## [Exercise]
State how many lines of the entries hold the string "Record", and nothing more.

## [Interface dataset entries]
========================================

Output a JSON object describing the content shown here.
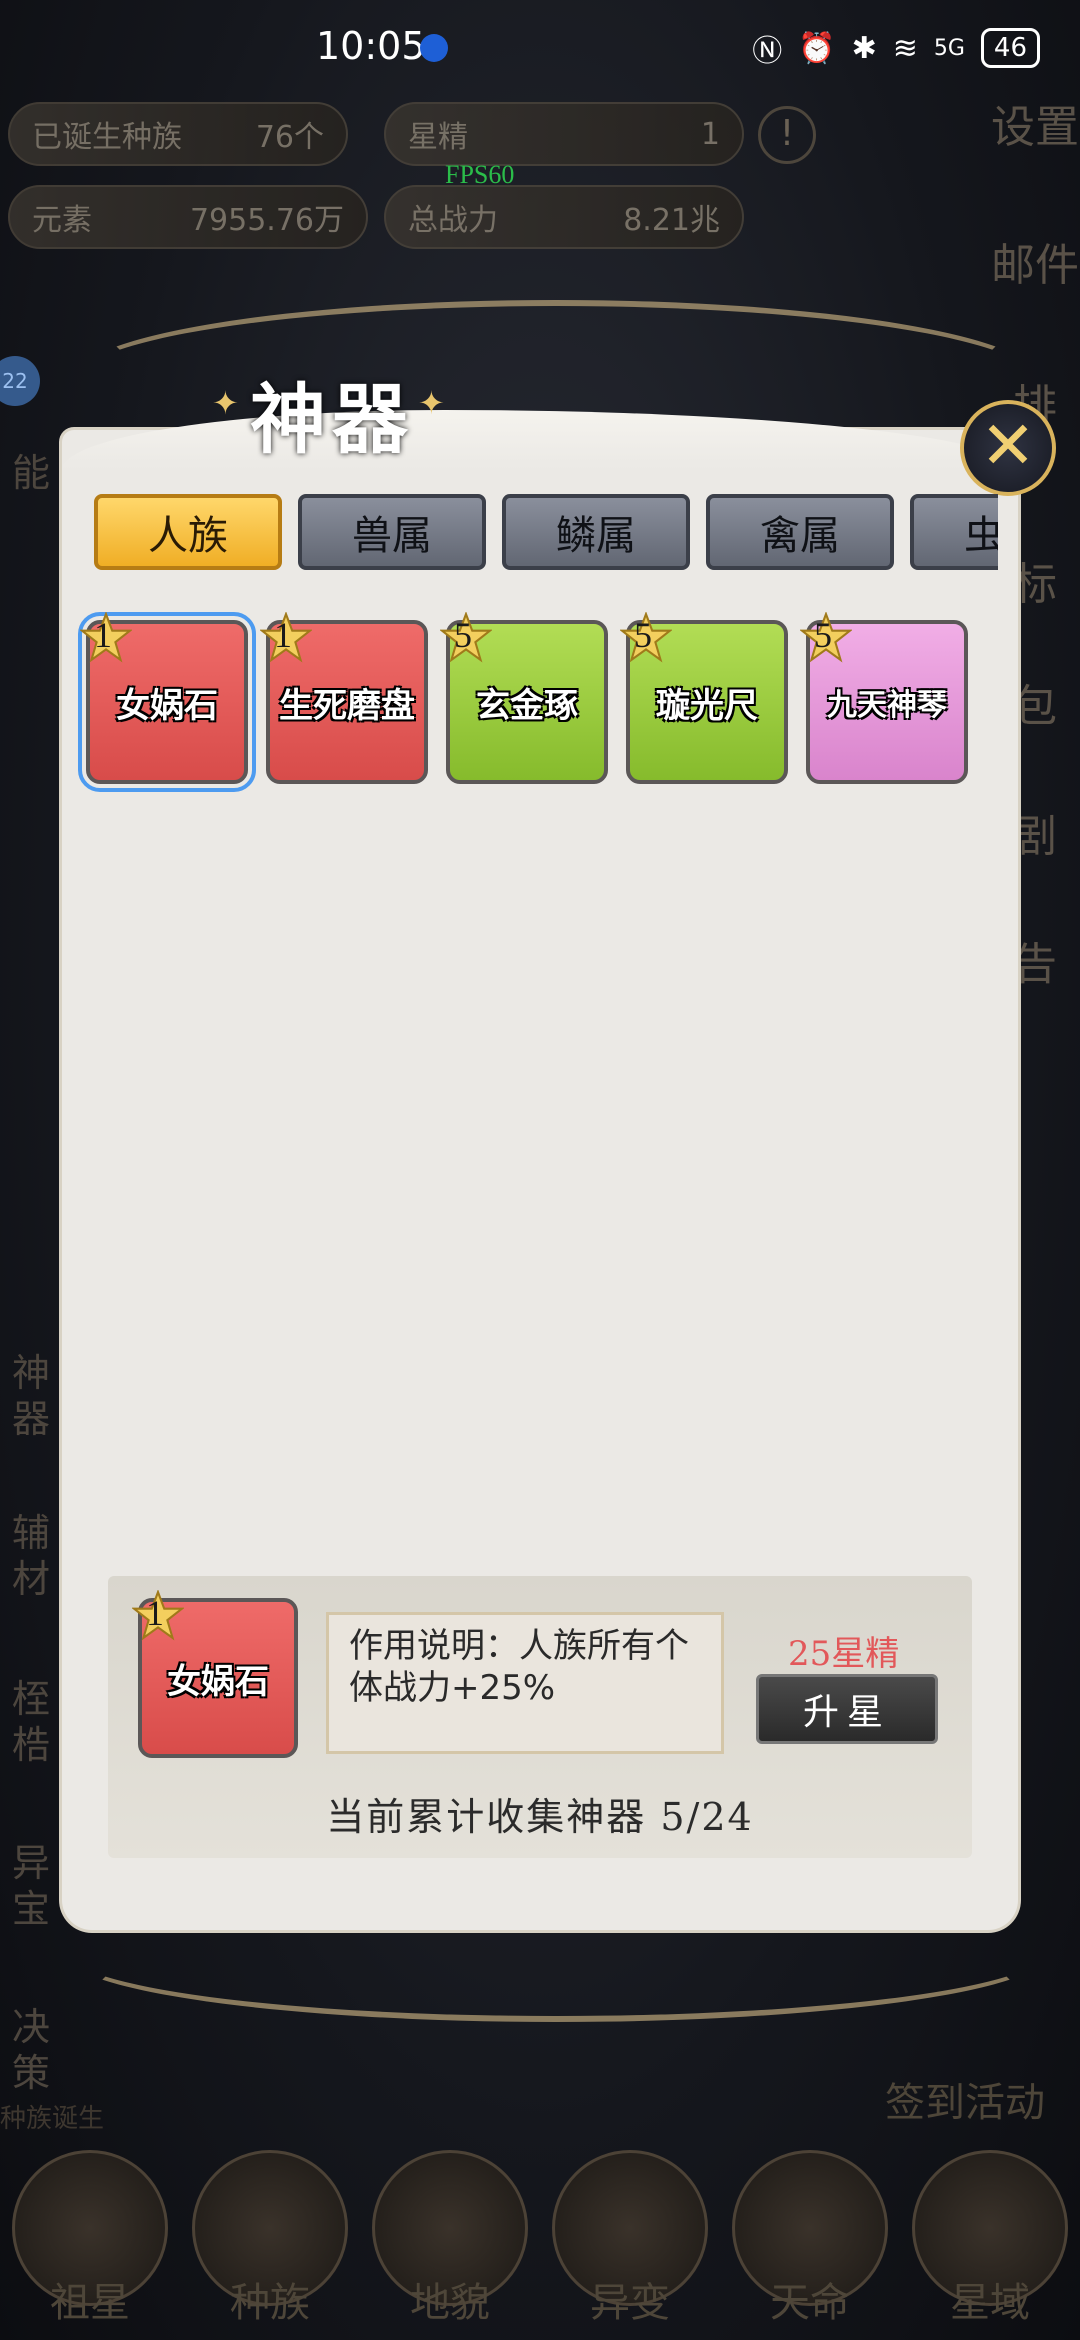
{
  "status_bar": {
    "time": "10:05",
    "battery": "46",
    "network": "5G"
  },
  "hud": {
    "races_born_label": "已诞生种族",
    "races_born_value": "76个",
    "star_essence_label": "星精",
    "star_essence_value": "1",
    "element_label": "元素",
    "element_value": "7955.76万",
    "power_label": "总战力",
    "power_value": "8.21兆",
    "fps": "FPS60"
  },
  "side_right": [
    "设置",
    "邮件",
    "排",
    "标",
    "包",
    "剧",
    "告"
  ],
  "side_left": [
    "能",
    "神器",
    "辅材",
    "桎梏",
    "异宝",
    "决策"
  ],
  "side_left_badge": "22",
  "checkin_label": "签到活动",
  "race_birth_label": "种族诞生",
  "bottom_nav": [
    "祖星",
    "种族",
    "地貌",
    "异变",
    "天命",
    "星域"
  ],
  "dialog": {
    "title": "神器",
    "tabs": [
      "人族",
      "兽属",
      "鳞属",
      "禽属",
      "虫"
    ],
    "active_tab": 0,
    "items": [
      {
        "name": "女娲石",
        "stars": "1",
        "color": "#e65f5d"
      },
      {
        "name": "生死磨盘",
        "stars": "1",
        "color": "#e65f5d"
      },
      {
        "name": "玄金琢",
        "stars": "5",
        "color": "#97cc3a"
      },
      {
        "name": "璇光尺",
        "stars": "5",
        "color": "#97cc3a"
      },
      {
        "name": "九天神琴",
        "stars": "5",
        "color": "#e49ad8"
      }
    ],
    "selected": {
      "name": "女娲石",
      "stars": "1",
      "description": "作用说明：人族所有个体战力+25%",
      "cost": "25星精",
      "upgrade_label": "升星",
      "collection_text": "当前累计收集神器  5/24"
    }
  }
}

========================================

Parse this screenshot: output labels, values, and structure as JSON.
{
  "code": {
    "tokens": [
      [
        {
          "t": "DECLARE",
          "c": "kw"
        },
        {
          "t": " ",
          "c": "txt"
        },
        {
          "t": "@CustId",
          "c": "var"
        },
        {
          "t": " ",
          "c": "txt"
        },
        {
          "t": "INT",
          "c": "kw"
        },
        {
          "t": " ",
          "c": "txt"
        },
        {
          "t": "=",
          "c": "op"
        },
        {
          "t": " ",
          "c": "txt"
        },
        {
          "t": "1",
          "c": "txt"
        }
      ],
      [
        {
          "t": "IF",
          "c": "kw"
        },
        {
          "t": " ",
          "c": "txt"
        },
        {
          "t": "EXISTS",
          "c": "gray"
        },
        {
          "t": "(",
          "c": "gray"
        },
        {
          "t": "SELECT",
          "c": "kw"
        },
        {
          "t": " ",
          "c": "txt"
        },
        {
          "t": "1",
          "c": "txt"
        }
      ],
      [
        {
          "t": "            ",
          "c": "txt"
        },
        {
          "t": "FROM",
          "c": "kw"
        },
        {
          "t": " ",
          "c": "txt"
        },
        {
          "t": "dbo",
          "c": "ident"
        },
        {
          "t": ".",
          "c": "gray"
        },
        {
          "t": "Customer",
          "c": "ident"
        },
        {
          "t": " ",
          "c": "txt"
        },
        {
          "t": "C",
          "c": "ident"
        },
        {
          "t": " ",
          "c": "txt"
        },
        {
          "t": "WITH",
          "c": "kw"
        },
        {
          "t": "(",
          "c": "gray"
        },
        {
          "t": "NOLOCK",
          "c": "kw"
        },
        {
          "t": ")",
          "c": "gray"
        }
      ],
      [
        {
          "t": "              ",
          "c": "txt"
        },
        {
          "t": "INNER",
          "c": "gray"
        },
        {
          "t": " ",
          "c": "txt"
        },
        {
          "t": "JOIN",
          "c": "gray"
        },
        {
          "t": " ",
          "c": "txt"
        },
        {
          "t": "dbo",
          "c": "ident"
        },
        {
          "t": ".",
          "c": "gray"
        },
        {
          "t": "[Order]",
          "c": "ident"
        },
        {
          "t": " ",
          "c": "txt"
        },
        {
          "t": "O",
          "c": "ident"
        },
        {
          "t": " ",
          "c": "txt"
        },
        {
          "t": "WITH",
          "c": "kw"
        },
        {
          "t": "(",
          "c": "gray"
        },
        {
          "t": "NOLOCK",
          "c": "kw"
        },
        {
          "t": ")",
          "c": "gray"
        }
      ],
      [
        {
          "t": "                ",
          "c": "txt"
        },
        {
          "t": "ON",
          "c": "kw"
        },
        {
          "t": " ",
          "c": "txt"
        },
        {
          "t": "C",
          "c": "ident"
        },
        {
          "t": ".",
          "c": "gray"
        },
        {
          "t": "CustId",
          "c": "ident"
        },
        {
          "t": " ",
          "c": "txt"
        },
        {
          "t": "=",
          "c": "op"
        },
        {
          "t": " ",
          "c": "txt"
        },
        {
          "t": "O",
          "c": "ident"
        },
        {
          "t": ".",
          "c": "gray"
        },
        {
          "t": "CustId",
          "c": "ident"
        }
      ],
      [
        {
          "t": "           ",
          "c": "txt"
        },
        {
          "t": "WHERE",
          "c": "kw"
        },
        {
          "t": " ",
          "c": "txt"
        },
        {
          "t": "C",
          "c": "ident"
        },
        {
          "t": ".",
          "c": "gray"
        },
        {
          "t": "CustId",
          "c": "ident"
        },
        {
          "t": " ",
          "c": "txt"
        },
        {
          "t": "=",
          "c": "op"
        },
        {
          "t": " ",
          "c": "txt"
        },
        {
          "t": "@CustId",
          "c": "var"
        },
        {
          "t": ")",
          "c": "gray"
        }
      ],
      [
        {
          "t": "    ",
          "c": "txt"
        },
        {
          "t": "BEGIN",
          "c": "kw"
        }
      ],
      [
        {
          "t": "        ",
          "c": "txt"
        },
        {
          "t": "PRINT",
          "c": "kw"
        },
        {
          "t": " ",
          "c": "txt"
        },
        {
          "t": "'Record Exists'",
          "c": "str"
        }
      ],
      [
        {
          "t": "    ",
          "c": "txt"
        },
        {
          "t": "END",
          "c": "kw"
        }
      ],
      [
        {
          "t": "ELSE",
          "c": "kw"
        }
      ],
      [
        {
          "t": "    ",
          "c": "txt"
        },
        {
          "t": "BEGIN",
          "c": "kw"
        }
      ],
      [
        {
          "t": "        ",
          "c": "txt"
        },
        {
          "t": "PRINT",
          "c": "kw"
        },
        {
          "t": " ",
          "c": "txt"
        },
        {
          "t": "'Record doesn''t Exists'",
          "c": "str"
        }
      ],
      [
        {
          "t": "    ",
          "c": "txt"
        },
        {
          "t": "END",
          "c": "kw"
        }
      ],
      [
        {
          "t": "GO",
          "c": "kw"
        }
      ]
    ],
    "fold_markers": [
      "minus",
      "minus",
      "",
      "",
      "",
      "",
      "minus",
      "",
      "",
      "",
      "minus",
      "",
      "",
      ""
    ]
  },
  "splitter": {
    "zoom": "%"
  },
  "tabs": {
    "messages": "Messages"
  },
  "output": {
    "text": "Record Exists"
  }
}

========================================

## [Answer]
3